Final thoughts

Being broke and trying to figure out how to budget and plan for the future when you can barely pay the bills is tough!

I remember those days and I KNOW there’s a better way (because my wife and I found it).

In this article, I walked us through exactly what to do to stop being broke, to get started budgeting, to find the motivation to continue when you’re struggling, and so much more.

Don’t forget to grab a free copy of my Monthly Budget Spreadsheet (click to download now for free). That’s your blueprint to getting started and it will be in your inbox in minutes!

Learning how to budget when you’re broke isn’t rocket science. It’s also doesn’t require some skill only a few possess. You CAN learn how to budget and get to a place where not only are you NOT broke, but you’re actually saving and thriving.

It’s not an overnight process.

After all, any time we find ourselves in a mess, it usually took some time creating the mess.

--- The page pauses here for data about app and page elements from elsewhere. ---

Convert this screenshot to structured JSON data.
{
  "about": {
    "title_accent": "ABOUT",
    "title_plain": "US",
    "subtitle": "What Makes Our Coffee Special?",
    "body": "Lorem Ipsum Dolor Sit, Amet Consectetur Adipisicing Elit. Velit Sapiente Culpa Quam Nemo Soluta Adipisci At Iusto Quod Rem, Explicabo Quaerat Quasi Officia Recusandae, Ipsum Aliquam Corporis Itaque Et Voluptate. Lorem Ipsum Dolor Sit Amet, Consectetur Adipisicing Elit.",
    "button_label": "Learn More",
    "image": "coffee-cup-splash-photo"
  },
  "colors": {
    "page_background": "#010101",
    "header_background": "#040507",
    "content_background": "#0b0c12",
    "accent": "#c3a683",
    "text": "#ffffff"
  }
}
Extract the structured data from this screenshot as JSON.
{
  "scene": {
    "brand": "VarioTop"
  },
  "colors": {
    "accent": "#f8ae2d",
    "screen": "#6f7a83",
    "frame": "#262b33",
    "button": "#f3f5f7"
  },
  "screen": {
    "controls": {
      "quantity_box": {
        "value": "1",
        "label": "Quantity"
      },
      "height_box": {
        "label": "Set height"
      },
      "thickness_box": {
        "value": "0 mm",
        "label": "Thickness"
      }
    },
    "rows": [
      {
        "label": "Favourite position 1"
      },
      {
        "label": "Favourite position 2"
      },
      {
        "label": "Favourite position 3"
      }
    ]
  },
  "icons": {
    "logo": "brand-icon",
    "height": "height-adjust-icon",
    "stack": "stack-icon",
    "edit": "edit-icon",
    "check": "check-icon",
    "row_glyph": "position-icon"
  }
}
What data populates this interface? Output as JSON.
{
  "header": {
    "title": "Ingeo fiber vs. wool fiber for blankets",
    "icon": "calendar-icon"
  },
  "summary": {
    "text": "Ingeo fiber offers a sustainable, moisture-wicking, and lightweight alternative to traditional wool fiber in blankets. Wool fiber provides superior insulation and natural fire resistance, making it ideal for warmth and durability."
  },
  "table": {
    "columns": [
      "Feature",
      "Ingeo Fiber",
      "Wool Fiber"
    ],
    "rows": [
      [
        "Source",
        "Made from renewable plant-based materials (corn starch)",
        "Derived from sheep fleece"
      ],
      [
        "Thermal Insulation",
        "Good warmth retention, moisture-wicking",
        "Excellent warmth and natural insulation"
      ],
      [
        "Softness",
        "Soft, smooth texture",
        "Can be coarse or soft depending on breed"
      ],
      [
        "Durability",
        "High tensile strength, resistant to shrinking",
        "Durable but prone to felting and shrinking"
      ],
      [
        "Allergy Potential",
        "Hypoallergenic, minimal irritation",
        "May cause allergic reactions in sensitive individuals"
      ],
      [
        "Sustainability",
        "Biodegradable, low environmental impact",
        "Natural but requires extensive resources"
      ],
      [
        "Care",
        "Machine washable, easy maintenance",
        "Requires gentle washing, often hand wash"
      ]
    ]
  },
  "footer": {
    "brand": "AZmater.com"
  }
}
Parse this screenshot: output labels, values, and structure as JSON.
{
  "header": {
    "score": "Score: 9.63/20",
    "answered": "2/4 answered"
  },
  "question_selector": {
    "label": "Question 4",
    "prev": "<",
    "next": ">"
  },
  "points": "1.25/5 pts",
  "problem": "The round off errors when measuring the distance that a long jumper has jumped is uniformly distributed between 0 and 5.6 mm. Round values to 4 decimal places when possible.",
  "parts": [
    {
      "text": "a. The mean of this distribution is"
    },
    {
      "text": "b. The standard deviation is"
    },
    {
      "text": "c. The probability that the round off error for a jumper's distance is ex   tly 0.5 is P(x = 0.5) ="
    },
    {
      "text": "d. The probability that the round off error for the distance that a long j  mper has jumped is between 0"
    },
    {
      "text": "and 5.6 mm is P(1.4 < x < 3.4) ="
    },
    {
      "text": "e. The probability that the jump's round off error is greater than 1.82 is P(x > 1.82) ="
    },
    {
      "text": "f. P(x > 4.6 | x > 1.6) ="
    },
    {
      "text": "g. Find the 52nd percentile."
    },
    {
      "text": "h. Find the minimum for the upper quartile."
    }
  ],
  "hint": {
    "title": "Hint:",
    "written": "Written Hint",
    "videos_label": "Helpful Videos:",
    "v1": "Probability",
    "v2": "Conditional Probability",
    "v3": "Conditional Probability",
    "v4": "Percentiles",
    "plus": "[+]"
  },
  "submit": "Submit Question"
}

So it will take some time to clean it up too. But it CAN be done.

You just need a little time, effort, and focus, AND the right road map to follow. What has been your biggest challenge with learning how to budget when you’re broke?

In over your head? Find Your Best Personal Loan Option can help!

If you’re in the situation where you think a personal loan might make sense to consolidate credit cards, pay off student loans, or take care of some much-needed home repairs, the folks over at HonestLoans make it easy to get the best offers in under 2 minutes.

Even as little as a hundred bucks.

You could possibly save thousands a year and you have nothing to lose in checking! It doesn’t even ding your credit score to look at the offers!

CLICK HERE to see how much you can borrow! Apply in seconds and often, you can get the funds in your bank within 24 hours.

As an Amazon Associate I may earn a small comission from qualifying purchases if you click to Amazon from my site and choose to make a purchase. You can read my complete affiliate disclosure for more details.

Leave a Reply

Your email address will not be published. Required fields are marked *

Top Related Posts